PurpHaze
02-09-2006, 08:12 AM
Uh, oh... busted by the Compression Police again. :laugh:

I figured 75% was adequate since it dropped it from over 500k down to 100+. :p

Wet_Boots
02-09-2006, 10:47 AM
For larger pictures, you could probably set the slider as low as 20 and still get a viewable image, not that you'd do that for something you'd make a print of. The edited photo was cropped and sharpened, before saving it with compression, using another editing program, Paint Shop Pro, which is very much like Photoshop, except for the price tag.

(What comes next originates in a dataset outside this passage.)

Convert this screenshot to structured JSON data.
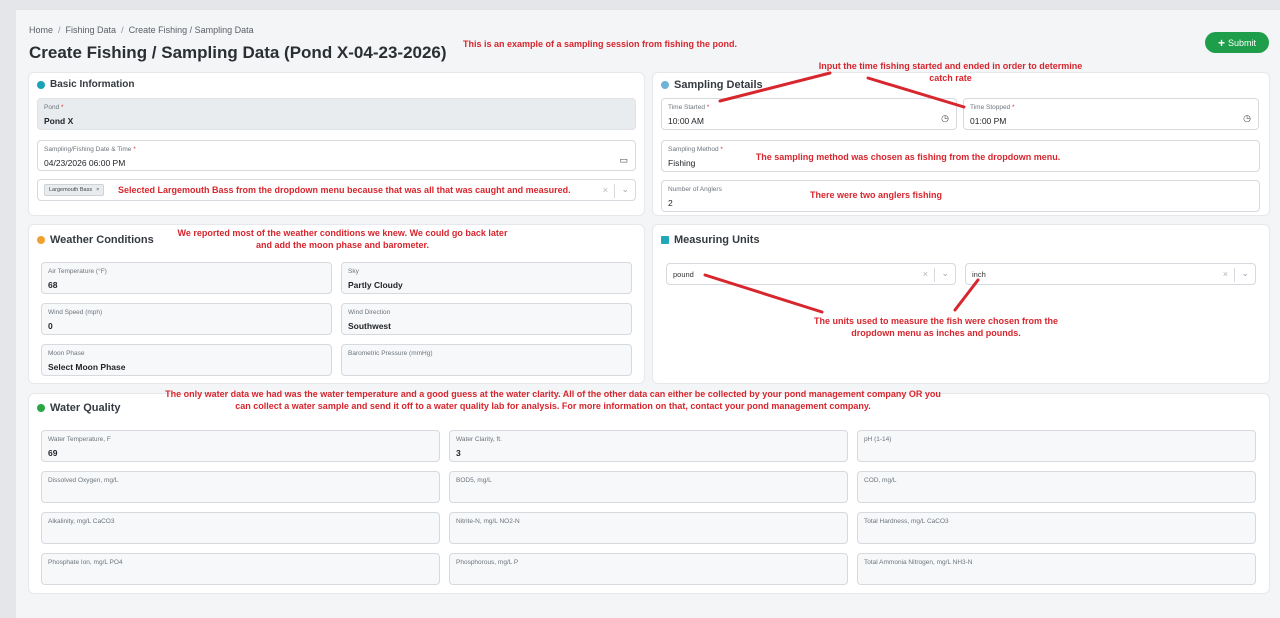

But getting back to the OP's question of where to get these things, I would be looking for a Waterworks supply house. These are the guys selling to city water departments. They usually get their own category in the yellow pages. If the supply house doesn't have the Ford brand, there are others in the same weight class, like Mueller. These valves can be supplied with compression inlets and outlets, which is how the water departments might specify them, since they require secure mechanical connections for their curb stops. Nothing glued or soldered would be allowed.

I'd be curious to see some photos of this particular installation. There might be more recommendations.

Jason Rose
02-13-2006, 10:45 PM
Just thought I'd leave a link here for you guys that I had asked for a little help from the other day. I know I didn't go the curb-stop route, but I think the valve I ended up with is a good one.

http://www.lawnsite.com/showthread.php?t=133259